George Will

``If we had ESPN 22 years ago, we wouldn't have any children.''
     -- a college coach, 1990
     WASHINGTON -- You are in a ballpark with your 12-year-old. The shortstop makes a sparkling play and your child murmurs, ``Web gem.'' As a slugger approaches the plate your child says, with a hint of drollery, ``You can't stop him, you can only hope to contain him.''  When the slugger hits one 400 feet, the child says, ``That'll make the Top Ten Plays.''
  Congratulations: Your child is bilingual. He or she speaks SportsCenterese, the lingua franca of ESPN nation, the capital of which is Bristol, Conn., where 27 satellite dishes scarf up 40,000 feeds a year, the best of which are sent around the clock to sports addicts, such as the viewer who, in 1987, said: ``Please show the Nebraska-UCLA game at 6:00 as I have a 5:00 Mass and would have to find a priest to replace me if you show it earlier.''

     ESPN will be a quarter-century old on Sept. 7. Measurements of ``brand resonance'' show that among 138 brands, including Coca-Cola and McDonalds, ESPN ranks first among men. Each week more than 90 million people are exposed to ESPN media -- ESPN (there are locally produced SportsCenters in Canada, Brazil, a Spanish version for the rest of Latin America, China, India and Taiwan), ESPN2, ESPN Classic, (2.3 million page views in a peak hour), and ESPN The Magazine (a circulation of 1.7 million in just five years).

     This stunning growth reflects ways America has changed in a quarter of a century. The change can be measured in money.

     In 1979, when the Entertainment and Sports Programming Network began, the average major league baseball salary was $113,558 and pitcher Nolan Ryan became the first million-dollar-a-year athlete in team sports. Today the average baseball salary ($2.55 million) has increased 2,241 percent and there are 1,702 million-dollar athletes. In 1979 broadcasters paid the National Football League $8.8 million annually; today the fee is approximately $2.25 billion, an increase of more than 25,400 percent.

George Will

George F. Will is a 1976 Pulitzer Prize winner whose columns are syndicated in more than 400 magazines and newspapers worldwide.
TOWNHALL DAILY: Be the first to read George Will's column. Sign up today and receive daily lineup delivered each morning to your inbox.

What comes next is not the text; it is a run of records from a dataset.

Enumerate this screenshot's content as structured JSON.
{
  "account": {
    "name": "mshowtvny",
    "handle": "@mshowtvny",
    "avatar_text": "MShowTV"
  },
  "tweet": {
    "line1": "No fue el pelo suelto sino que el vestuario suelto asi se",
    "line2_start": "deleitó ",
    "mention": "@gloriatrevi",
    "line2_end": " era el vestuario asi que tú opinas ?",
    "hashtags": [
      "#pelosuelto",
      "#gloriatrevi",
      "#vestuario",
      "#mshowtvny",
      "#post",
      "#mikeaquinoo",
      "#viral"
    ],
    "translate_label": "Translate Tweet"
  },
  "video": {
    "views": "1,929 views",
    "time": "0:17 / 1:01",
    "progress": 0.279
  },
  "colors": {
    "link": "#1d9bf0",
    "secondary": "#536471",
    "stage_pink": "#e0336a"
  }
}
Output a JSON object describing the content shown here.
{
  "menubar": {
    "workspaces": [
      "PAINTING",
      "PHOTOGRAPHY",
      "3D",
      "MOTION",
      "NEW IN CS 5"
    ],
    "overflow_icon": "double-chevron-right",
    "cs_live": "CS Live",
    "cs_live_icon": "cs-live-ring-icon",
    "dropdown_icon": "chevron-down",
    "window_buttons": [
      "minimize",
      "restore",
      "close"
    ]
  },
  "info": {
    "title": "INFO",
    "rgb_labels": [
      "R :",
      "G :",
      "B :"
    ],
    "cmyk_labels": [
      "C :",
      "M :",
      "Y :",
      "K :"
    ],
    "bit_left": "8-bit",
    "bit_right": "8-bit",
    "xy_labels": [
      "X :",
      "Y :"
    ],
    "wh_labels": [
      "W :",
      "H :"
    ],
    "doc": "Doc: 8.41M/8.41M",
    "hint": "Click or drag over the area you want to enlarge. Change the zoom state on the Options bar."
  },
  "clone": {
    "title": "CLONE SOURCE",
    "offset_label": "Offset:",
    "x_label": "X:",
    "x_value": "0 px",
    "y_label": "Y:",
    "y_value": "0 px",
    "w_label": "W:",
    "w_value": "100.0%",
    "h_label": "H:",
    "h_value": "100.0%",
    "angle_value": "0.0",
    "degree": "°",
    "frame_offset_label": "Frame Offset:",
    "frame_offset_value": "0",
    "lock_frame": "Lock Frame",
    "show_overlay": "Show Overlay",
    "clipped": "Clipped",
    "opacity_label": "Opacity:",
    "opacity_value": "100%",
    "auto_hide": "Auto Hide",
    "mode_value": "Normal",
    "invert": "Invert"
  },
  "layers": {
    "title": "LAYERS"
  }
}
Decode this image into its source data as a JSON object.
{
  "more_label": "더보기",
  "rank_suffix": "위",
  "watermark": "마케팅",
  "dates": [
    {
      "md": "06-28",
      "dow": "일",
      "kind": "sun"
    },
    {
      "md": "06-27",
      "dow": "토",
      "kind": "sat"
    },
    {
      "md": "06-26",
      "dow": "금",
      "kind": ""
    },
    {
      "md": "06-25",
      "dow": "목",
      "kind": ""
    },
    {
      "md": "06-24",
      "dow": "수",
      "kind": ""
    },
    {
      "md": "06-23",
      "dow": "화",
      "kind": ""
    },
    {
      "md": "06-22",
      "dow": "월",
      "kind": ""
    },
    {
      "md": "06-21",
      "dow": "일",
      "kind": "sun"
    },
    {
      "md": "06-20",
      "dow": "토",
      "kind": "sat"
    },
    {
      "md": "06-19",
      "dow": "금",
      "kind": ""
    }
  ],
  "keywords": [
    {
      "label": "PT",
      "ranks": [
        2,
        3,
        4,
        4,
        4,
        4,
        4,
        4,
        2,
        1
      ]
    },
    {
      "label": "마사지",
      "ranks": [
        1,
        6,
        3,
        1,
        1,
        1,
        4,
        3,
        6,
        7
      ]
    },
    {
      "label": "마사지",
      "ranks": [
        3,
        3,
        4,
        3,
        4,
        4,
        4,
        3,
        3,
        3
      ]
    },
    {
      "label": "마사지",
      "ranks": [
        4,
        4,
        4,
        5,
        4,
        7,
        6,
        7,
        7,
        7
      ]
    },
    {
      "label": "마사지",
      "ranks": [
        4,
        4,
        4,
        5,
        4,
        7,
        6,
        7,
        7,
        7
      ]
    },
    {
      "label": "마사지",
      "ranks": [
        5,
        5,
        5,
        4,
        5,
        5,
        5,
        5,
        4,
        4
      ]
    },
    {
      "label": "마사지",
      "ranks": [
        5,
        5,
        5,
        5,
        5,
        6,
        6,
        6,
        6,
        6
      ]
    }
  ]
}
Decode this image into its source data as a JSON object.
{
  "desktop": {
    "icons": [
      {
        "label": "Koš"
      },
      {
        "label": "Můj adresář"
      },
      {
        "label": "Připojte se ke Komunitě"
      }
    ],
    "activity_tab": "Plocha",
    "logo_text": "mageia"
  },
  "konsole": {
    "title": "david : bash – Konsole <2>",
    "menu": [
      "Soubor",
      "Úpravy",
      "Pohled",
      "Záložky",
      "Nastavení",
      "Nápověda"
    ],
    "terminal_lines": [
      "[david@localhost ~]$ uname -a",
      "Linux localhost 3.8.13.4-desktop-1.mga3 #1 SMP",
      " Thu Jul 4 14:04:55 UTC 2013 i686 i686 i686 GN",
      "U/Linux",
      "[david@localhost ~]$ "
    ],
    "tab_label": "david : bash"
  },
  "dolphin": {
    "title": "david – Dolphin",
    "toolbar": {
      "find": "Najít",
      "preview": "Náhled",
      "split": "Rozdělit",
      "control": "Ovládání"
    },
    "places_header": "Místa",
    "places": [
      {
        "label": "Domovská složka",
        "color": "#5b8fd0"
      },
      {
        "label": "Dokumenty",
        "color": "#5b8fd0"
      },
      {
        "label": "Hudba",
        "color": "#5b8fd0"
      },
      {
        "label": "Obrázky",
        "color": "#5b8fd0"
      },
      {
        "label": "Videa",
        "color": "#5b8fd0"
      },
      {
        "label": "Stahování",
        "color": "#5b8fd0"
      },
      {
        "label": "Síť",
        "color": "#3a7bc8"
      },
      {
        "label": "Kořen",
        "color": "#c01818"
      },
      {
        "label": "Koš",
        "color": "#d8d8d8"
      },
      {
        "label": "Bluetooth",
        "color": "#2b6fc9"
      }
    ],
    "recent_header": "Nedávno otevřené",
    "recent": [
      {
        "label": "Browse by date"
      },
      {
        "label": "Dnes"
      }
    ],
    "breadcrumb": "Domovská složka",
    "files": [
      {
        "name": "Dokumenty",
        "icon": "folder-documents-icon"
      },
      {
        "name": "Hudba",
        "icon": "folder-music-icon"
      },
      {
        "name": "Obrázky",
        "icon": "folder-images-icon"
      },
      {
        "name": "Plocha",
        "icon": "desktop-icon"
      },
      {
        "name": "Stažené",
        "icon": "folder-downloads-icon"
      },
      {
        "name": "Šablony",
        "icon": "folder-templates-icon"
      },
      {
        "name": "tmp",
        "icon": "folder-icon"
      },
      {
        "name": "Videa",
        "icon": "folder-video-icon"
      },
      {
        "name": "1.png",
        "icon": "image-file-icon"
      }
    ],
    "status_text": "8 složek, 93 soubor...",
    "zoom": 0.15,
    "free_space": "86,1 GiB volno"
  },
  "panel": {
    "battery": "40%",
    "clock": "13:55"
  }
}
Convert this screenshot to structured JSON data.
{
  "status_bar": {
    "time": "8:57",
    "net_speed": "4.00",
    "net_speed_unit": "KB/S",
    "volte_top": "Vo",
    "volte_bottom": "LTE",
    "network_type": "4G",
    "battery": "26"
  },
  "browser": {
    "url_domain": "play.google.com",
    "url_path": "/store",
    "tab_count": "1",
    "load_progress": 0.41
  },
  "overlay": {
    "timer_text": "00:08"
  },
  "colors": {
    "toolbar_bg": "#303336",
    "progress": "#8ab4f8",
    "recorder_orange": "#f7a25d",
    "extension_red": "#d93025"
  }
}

Due to the overwhelming enthusiasm of our readers it has become necessary to transfer our commenting system to a more scalable system in order handle the content.